by Angela Rush
It was a cold December afternoon.
Some friends and I had gathered around a tiny greenhouse in the backyard of one of my dearest friends. The ground had a light dusting of snow on it; our breath could be seen as we spoke softly to each other. We were as frozen in our stance as the ground was frozen beneath our feet.
Why were the ten of us gathered around a greenhouse, you might ask?
Well, we were saying goodbye to my sweet friend. Her name is not important, but what I do want to share is how her passing came to be.
After having suffered for nearly four years, our friend decided to have a physician assisted passing.
None of us knew about this until after she had gone.
It was a strange feeling that her death didn’t happen; it was chosen. She was able to choose when, with the aid of a physician, to end her time.
I am grateful that she isn’t suffering, but it stirred up some emotions. Should such an option exist for us?
Having lost my own daughter and having had to watch her suffer so much, I sometimes wonder, if the option had existed years ago, would my daughter have chosen this method also.
So there I stood, about to sprinkle the ashes of my sweet friend around the greenhouse; emotions flooded my being. I kept asking myself one question over and over. Was it the right thing to do?
I don’t know.
This sweet friend of mine was more Christ-like than anyone I have ever met.
I felt the deep pain that her husband was in as he handed me a ladle of her ashes. So as I sprinkled some of her ashes and planted a few angel trumpet seeds, I was struck by a simple vision that I knew came from both heaven itself and the spirit of my friend.

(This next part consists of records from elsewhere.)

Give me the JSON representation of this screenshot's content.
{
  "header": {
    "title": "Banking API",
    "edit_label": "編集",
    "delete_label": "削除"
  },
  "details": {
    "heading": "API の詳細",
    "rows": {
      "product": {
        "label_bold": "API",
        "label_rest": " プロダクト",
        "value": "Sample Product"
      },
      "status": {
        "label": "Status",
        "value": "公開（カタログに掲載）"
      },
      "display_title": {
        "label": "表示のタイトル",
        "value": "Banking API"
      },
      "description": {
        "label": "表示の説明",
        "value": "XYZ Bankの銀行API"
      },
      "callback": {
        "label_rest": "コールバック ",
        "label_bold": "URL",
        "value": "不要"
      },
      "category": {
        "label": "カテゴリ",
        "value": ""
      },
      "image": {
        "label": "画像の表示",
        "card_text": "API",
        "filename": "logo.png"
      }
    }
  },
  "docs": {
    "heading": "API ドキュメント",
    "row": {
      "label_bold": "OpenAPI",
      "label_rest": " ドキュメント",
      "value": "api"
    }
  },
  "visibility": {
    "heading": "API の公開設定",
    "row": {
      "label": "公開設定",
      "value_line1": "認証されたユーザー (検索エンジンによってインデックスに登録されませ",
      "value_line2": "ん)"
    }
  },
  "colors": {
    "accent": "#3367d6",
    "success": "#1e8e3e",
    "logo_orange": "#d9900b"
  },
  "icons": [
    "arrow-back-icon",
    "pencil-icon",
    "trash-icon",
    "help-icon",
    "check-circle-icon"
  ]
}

In the corner of the tiny greenhouse was a single pink snap dragon that had blossomed from the frozen ground. Jesus does do the impossible, and in that moment in the freezing cold a flower had grown. This wasn’t a heated greenhouse, it was a tiny one of Plexiglas that was as cold inside it as we were outside. It sat on the ground, the same ground that we stood upon and it was on that ground that the tiny miracle answered my questions.
Her husband pointed out the flower and with tears he said “she is with us in spirit as she lives with the Lord.”
God is in control; the physician assisting is merely a tool.
It was God who gave my friend the strength to journey home peacefully. He chose the time and moment she was able to make this very difficult decision. She would have sought out God in every aspect through this journey, and likely turned to him more in making this decision than ever before.
Whether it is right or wrong is not for us to question. We are to be who we are no matter how any passing occurs.
A rigidness in me left that moment I saw the flower.
We are to continue to love and support each through the grieving and to treat this type of passing as we would any other.
Knowing the heart of my friend, I know how difficult it was for her to choose to leave her husband and family. Her passing was courageous. It was not wrong nor was it an escape.
I learned from the tiny flower that in all things, seek God.
Life does blossom again.
Angela Rush is the Advertising Representative for the Niagara Anglican.